Mar 15, 2021
[4 min Read]
General Motors Company is one of the pioneers in the automotive industry with almost a century of pedigree in making vehicles. The company was the largest automaker from 1931 to 2007, with its peak market share in its home market in the U.S at 50 percent.
GM has several brands, which include Cadillac, GMC, Buick, and Chevrolet. It also has manufacturing operations in various countries. It also has a stake in foreign brands such as Jiefang, Baojun, and Wuling.
Evaluating GM's performance and upside potential
GM closed the latest trading session at $54.65, which means that the stock price is currently trading in its upper range.
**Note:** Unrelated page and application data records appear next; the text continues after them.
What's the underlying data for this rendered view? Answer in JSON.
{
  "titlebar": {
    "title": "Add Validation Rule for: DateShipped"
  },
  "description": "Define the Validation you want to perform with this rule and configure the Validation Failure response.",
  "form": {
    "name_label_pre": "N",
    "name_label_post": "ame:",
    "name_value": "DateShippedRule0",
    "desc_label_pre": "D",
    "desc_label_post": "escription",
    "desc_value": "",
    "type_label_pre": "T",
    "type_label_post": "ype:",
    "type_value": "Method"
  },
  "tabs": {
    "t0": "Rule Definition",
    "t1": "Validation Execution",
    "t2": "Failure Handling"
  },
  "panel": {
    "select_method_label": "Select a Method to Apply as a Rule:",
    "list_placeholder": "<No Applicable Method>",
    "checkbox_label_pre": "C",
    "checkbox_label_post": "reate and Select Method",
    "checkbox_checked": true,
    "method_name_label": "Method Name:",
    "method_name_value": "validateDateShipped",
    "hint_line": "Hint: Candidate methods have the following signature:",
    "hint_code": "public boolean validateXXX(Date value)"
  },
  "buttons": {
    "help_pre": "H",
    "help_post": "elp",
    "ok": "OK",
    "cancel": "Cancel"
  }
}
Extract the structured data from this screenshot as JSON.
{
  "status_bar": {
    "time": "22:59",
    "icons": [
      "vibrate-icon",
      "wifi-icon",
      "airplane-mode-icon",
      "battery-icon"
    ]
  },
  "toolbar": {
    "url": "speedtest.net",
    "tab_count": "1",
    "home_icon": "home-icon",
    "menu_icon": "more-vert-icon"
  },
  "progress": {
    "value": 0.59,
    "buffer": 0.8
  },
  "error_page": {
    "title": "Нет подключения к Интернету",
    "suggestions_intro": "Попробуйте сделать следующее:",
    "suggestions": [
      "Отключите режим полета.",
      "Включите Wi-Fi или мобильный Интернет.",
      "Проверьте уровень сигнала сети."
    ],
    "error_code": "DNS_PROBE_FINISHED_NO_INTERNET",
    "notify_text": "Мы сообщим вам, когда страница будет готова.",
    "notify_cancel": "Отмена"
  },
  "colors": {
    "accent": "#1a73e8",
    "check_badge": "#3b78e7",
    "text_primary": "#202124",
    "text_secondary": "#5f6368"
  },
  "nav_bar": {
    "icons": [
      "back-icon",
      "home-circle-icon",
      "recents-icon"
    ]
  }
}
However, some analysts remain optimistic about the company's future and performance. Some analysts that expect GM to continue performing include Dan Levy, a Credit Suisse analyst, and Adam Jonas, Morgan Stanley analyst.
Analyst Price Targets:
Investing heavily in EV production
So, why are the analysts banking on GM's upside potential? The answer has to do with its balance of its current portfolio and the transition towards the EV market. GM still boasts of a robust portfolio of vehicles powered by internal combustion engines. However, it also recognizes the rapidly changing automotive landscape, and as such, it is investing heavily into EVs as the future of the industry.
GM is so committed to the EV market that it plans to invest $27 billion geared towards rolling out 30 EV models in the next four years. Part of that investment will go towards the ongoing construction of a battery production plant in Ohio. The automaker's senior executive Dane Parker revealed that GM is also considering setting up other battery production sights in the U.S.
The aggressive push towards the EV market will also allow the company to align itself with strict emissions regulations, courtesy of the Environmental Protection Agency's executive order recently signed by President Joe Biden. GM plans to complete the transition to 100 percent EV production by 2035.
There have been some concerns that the transition to EVs would hurt traditional ICE vehicle manufacturers, but GM is one of the companies proving that it might not be the case. The transition will require a lot of investment, but GM is optimistic about its ability to rapidly transform its existing production facilities to fit EV manufacturing requirements. This means that it will not have to spend as much as a company kicking off production from the ground-up.
GM's short-term securities and cash amount to $37 billion, while its long-term debt stands at $26 billion and retirement obligations worth $17 billion. This means that the company has a healthy debt-to-equity ratio that is further supported by the fact that it has $37 billion worth of property according to its balance sheet.
The automotive manufacturer's investor base is also another key aspect that supports the positive outlook by investors. Institutional investors constitute the company's biggest investor base. Some of the largest shareholders include Blackrock Inc., which owns 106.30 million GM shares worth roughly $4.43 billion. Berkshire Hathaway Inc holds 72.50 million shares, while Vanguard Group owns 90.64 million GM shares.
The huge collective institutional ownership is a good sign because it indicates that the major investors remain optimistic about its trajectory. If the situation were any different, the big investors would likely start selling off their shareholding in the company.
The ongoing semiconductor shortage has affected many automotive manufacturers' production activities, but the situation has somewhat favored GM. The company announced that it would temporarily shut down some of its plants that make crossovers in Mexico, Canada, and Kansas. The company also revealed that it would prioritize production to corvettes, SUVs, and trucks, which currently constitute its best-selling and most profitable segments.
The shutdowns will reduce production costs, while the priority production will allow the company to focus on its strengths. The automaker also announced a partnership with Navistar International Corp through which it will provide fuel-cell-powered heavy-duty vehicles. The announcement aligns with the company's transition to vehicles powered by cleaner energy.
GM executives believe that the company is on the right track, especially with the growing demand for electric vehicles and the incoming strict emissions regulations. It is also not worried about Tesla, which is already miles ahead in terms of production. The market for EVs is huge, which means there is plenty of growth to be had, and GM is ready to tap into that growth.